- Goal of the exercise -
Extract each line of the records below that contains the word "Path".

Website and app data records
+ + + +

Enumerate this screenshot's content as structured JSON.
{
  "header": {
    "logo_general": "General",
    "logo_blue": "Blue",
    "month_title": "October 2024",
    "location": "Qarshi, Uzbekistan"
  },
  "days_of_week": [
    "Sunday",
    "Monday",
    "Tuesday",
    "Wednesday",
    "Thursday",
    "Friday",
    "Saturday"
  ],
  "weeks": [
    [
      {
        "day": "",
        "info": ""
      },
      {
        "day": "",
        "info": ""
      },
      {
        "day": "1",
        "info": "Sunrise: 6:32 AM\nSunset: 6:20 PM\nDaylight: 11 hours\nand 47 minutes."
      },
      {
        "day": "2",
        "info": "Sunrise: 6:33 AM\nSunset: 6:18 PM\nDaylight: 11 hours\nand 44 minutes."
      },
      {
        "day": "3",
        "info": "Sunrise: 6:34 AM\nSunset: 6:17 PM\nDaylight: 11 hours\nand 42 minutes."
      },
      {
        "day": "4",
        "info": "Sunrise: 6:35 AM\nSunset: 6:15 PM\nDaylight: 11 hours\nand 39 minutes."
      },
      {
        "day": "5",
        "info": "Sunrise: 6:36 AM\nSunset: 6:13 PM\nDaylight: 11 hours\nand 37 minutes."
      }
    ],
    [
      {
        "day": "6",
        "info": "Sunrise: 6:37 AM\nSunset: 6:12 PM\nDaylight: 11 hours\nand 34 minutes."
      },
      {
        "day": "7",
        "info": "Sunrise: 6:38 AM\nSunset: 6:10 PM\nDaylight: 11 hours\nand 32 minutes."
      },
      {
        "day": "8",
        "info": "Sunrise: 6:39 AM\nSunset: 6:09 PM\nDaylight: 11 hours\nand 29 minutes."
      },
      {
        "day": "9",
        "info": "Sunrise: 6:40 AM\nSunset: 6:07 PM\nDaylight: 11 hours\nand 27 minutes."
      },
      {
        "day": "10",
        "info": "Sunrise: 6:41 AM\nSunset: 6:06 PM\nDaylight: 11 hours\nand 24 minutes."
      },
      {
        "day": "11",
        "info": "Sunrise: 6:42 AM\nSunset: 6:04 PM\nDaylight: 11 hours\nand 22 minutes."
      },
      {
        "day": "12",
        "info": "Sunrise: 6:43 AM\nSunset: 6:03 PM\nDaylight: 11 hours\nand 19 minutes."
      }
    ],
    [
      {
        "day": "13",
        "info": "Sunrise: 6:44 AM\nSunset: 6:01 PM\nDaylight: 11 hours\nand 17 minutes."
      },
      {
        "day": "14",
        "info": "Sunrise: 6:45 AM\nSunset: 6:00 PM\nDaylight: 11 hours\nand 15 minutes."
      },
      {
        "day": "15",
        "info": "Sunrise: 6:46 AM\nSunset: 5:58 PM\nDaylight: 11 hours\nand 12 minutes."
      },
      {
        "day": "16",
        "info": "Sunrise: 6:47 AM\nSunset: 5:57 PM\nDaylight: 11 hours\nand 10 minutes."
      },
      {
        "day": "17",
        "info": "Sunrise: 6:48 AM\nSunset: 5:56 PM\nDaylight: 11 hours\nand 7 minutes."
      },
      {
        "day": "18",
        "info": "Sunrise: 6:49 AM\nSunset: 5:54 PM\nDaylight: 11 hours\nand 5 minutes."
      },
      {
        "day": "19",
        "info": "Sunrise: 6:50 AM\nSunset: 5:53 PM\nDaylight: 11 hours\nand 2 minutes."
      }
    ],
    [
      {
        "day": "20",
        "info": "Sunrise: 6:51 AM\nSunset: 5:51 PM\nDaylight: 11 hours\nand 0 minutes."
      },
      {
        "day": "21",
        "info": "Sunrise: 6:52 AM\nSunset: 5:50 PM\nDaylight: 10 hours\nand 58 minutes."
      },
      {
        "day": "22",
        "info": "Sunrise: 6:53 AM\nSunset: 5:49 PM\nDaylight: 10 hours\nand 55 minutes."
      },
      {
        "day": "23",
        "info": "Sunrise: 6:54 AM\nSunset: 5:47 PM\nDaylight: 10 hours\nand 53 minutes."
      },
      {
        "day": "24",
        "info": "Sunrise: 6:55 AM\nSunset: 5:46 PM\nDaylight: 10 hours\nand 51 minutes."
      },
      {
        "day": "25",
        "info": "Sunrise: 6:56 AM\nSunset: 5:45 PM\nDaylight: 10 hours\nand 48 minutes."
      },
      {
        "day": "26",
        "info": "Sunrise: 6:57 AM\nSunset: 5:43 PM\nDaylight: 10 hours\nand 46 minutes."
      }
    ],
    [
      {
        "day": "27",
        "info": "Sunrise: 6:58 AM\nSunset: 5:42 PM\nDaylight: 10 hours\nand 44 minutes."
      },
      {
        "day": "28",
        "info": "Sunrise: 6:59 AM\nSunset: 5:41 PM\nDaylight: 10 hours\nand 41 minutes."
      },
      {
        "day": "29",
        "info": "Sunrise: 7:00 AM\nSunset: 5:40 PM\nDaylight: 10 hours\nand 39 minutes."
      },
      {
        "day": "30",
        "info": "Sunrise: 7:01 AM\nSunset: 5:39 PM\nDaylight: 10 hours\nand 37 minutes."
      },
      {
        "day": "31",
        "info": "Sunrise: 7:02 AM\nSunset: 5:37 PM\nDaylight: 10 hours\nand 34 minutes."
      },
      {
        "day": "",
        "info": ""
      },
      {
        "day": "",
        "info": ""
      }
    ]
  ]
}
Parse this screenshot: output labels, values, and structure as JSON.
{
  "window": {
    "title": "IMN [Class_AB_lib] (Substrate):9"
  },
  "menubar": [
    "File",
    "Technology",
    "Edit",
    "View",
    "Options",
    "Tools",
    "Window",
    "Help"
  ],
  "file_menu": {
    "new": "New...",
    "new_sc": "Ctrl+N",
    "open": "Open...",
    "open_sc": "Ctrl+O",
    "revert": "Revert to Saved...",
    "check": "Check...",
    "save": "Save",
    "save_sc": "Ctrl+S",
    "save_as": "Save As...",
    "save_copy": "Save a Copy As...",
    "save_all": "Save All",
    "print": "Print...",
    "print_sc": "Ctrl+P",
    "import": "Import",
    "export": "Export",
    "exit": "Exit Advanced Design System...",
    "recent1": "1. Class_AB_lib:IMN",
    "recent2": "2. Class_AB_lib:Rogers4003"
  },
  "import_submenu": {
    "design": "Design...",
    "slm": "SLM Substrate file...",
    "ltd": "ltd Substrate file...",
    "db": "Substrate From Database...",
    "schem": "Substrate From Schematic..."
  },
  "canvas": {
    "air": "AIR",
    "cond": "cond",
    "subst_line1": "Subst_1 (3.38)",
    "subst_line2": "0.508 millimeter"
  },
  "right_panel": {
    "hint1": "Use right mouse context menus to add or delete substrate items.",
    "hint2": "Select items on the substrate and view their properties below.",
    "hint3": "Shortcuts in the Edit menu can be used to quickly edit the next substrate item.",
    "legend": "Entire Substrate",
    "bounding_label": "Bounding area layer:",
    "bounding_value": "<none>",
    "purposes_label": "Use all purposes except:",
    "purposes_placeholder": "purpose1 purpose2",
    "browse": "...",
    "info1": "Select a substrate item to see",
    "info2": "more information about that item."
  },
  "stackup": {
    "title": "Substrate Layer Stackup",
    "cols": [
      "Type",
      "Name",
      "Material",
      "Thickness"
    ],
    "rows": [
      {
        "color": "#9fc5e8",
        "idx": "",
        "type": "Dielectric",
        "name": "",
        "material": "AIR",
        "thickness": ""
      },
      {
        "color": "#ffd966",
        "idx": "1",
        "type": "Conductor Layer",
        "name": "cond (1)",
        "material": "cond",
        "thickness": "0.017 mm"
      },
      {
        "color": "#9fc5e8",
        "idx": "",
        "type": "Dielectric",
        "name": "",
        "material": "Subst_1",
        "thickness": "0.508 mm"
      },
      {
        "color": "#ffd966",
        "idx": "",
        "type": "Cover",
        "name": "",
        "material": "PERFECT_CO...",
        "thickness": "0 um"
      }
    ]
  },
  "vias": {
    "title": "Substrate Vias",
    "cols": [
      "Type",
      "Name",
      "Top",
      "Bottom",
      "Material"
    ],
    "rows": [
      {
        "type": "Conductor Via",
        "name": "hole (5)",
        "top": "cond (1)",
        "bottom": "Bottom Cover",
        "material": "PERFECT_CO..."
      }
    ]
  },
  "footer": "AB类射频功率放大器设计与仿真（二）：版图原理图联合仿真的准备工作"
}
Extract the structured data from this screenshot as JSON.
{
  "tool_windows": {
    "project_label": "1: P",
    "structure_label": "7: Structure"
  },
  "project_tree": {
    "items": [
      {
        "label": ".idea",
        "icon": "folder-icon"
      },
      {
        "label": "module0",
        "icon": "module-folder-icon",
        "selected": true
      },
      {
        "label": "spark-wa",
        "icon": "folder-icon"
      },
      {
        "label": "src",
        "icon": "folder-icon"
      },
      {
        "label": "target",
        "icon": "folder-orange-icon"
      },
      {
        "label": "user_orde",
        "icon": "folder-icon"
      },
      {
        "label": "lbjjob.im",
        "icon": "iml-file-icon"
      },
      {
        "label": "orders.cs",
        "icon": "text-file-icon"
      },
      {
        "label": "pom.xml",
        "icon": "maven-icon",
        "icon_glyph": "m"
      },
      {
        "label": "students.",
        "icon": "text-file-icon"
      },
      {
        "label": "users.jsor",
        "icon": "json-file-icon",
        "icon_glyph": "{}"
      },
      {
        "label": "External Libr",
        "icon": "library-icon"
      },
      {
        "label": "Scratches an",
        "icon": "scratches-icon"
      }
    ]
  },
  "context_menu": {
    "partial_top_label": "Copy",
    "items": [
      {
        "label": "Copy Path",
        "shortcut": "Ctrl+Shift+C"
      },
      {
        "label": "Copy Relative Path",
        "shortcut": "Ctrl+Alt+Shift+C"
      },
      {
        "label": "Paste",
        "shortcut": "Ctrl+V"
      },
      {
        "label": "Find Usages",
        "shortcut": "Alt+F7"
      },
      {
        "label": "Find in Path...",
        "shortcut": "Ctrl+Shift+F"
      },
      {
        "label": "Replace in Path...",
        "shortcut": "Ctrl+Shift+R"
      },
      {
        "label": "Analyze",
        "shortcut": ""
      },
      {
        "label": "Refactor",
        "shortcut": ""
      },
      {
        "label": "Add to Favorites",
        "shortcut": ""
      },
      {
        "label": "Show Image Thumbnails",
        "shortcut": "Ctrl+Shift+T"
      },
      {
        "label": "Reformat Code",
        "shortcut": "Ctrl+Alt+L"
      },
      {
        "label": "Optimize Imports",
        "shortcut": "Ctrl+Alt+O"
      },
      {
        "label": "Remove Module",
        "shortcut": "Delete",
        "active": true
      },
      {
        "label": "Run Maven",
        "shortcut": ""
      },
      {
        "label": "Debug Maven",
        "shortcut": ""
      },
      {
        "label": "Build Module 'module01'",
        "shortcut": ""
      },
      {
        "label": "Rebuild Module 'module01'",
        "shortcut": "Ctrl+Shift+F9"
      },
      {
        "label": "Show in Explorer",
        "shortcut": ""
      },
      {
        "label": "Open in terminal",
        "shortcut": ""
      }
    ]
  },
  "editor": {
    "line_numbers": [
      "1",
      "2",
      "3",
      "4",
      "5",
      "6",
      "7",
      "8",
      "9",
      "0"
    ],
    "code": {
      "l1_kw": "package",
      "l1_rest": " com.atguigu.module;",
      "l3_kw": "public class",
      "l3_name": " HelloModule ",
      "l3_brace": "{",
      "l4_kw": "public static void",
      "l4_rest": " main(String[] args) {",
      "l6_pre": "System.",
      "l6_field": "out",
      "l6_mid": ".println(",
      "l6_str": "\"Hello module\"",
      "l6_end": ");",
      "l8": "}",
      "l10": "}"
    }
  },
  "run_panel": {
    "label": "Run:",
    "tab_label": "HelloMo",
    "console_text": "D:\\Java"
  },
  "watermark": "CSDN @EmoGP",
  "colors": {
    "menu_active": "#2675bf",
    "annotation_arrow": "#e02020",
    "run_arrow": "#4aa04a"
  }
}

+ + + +

- Completed task -
        "label": "Copy Path",
        "label": "Copy Relative Path",
        "label": "Find in Path...",
        "label": "Replace in Path...",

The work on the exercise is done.